It is certainly the most representative monastery of the Cistercian Route and a historical and architectural treasure.
It is certainly the most representative monastery of the Cistercian Route and a historical and architectural treasure. A community of more than 30 monks still lives in it, which gives it authenticity when one tries to envisage the particularities of the monastic life. In 1992, it was declared a World Heritage Site.
The building that can be seen today dates back to the 14th century, although the monastery was founded in the 12th century (1129) by order of Ramon Berenguer IV,Count of Barcelona. Its facilities hosted the mausoleums of the Catalan kings Alfons el Cast, Jaime I, Pere el Cerimoniós or Martí l’Humà.
The heart of the spiritual life of the monastery is the church, called Santa Maria. It consists of a basilic floor plan that has three naves with a transept, an apse with ambulatory for the passage of pilgrims, a spectacular, pointed or ogival arch and a set of accompanying chapels with a radial structure. Built along the same style lines, the refectory is a room where the monks gather during meals.
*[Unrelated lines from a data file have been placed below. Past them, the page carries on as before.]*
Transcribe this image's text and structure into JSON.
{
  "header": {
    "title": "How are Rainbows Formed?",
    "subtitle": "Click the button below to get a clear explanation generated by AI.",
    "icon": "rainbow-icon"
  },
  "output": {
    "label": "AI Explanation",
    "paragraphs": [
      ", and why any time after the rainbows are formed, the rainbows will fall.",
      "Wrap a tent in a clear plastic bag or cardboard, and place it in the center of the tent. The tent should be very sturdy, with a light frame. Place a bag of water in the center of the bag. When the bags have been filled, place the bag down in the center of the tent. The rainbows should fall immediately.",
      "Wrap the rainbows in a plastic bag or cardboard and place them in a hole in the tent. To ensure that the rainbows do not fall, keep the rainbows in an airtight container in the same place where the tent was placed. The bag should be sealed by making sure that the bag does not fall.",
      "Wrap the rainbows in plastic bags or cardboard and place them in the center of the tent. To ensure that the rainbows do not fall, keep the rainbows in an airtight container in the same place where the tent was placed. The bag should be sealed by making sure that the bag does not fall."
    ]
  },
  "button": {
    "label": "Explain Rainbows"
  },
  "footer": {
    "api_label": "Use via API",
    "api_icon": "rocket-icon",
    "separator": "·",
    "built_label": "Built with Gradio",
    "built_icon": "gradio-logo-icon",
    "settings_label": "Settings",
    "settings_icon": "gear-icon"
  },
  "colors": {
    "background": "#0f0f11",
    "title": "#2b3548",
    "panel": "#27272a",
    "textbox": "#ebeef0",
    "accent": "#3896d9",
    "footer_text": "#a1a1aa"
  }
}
Between the refectory and the church one can find the cloister, a Gothic style square structure (12th-13th century), simple and harmonious, which serves as a distribution point for the common quarters. The east wing of the cloister hosts the chapter house, a place where the monks gather to carry out the chapter, that is, the reminder of the rules of the adopted congregation standard, and to discuss matters concerning the internal organisation of the monastery.
The areas that form the entire monastery are surrounded by three rows of concentric walls, which are oriented towards a set of doorways, each one giving access to different areas of the monastery.
Two of these doorways stand out: the Daurada doorway (15th century), which guards the entrance to places such as the Sant Jordi chapel, the accommodation area or the Hospital de los Pobres, and the Baroque doorway (17th century), giving access to the basilica.
Valuable works of sacred art are also preserved in the monastery. Most of these are exhibited in its own museum, located in the Palacio Real or the Palacio del Rey Martí, built in Gothic style. The museum also exhibits altarpieces, carvings and other types of works.
The collection of documents that can be found in the library is also a heritage, this being the place where one can find anything from codices of the period to the personal archive of the president in exile of the Regional Government, Josep Tarradellas.
Since the community that resides in the monastery is still active, it can be very enlightening to have a walk by the domestic quarters that remain open to visitors, such as the refectory, the dormitories or the winery.